In 2001, the then-juvenile plaintiff was adjudicated as having committed misdemeanor fourth-degree criminal sexual conduct. He was required, under the Sex Offender Registration Act (SORA), MCL 28.721 et seq., to report and register his address for 25 years. The SORA was amended in 2011 to establish a tier system, classifying plaintiff’s offense as Tier II and providing in part that Tier II offenders who had been adjudicated as juveniles were no longer required or expected to register. The parties agree that plaintiff’s name should have been removed from the sex offender registry, but that did not occur and plaintiff continued to register. In 2013, plaintiff registered his address incorrectly and was charged with violating SORA. He pleaded no contest to the charge and was assessed a fine. In 2014, plaintiff was again arrested for failing to comply with SORA. He pleaded guilty to the felony charge of failure to register and was sentenced to serve a prison term and ordered to pay a fine. After 17 months of imprisonment, plaintiff was released from prison, and his convictions and sentences were vacated. Plaintiff filed suit against the state, alleging that it had violated his constitutional rights through its policies, customs, and practices, which were a “moving force” behind the constitutional violations.
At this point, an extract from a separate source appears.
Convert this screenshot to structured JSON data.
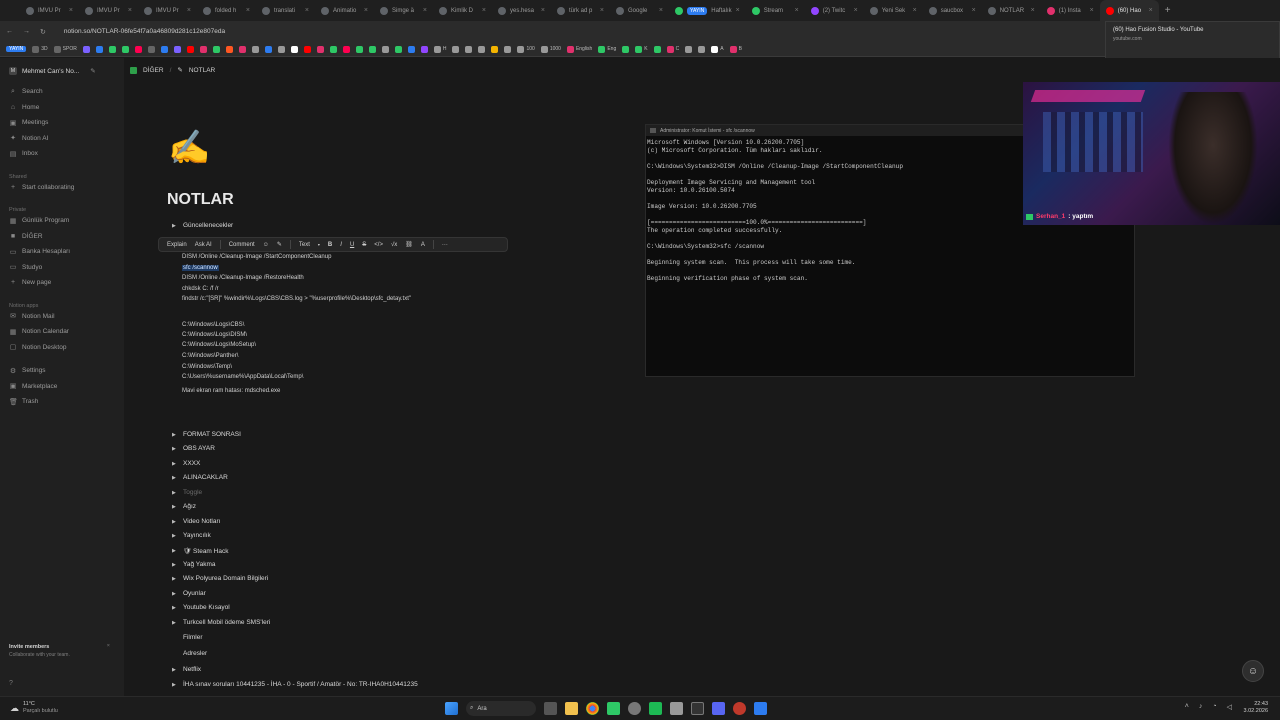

The Court of Claims denied defendant’s motion for summary disposition, concluding that plaintiff properly alleged that, due in part to defendant’s knowledge that law enforcement officers and prosecutors rely on the sex offender registry when making charging decisions, there was a direct causal link between defendant’s policies, practices, and customs that led to the inaccuracy of the registry and plaintiff’s illegal arrests and prosecutions. The Court of Appeals reversed, holding that plaintiff had not alleged sufficient facts showing a direct causal link between the alleged failure to train employees and the alleged constitutional violation such that defendant’s “deliberate indifference” could be shown. The Supreme Court has granted plaintiff’s application for leave to appeal to address whether the Court of Appeals erred when it concluded that he had failed to allege sufficient facts to state a constitutional-tort claim under the principles outlined in Canton v Harris, 489 US 378 (1989), and Bryan Co Bd of Co Commr’s v Brown, 520 US 397, 409 (1997).​